── TASK MATERIAL
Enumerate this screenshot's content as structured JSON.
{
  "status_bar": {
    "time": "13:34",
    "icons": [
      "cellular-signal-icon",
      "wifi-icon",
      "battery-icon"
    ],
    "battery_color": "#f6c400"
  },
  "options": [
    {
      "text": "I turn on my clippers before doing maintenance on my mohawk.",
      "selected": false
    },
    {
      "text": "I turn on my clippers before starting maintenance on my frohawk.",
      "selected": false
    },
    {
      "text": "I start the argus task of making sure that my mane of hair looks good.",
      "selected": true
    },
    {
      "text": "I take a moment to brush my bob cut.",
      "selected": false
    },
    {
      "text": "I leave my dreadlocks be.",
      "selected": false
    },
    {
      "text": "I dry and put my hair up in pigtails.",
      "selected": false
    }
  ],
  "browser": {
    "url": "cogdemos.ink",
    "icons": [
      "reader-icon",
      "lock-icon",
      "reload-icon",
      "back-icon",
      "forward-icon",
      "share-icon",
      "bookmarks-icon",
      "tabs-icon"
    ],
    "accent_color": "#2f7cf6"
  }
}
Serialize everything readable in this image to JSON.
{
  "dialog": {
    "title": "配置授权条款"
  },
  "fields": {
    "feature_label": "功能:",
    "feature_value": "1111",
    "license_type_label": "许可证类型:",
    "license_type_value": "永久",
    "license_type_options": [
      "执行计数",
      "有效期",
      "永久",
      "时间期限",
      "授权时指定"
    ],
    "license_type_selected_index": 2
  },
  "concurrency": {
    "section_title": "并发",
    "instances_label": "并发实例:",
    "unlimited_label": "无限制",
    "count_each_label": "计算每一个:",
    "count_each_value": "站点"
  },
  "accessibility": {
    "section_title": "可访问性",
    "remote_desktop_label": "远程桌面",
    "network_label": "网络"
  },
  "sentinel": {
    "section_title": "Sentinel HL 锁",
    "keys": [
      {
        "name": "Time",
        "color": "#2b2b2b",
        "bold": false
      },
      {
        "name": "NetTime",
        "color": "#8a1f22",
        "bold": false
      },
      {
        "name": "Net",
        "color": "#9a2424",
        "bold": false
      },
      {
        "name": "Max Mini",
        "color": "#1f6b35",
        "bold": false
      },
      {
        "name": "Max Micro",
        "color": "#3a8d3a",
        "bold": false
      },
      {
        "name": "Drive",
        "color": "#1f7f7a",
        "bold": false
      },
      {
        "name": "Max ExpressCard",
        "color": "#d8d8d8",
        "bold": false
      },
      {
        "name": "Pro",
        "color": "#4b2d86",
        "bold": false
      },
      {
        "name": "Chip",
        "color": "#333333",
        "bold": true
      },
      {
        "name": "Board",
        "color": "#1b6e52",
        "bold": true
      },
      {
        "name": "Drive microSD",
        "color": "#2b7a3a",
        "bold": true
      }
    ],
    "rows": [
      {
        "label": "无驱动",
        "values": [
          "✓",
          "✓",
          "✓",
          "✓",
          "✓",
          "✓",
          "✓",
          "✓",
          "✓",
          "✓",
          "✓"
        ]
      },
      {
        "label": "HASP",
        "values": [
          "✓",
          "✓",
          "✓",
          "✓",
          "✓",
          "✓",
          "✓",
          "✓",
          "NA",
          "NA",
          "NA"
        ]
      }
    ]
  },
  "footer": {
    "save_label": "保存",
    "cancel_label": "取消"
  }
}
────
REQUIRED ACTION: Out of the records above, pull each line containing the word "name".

TASK OUTPUT:
        "name": "Time",
        "name": "NetTime",
        "name": "Net",
        "name": "Max Mini",
        "name": "Max Micro",
        "name": "Drive",
        "name": "Max ExpressCard",
        "name": "Pro",
        "name": "Chip",
        "name": "Board",
        "name": "Drive microSD",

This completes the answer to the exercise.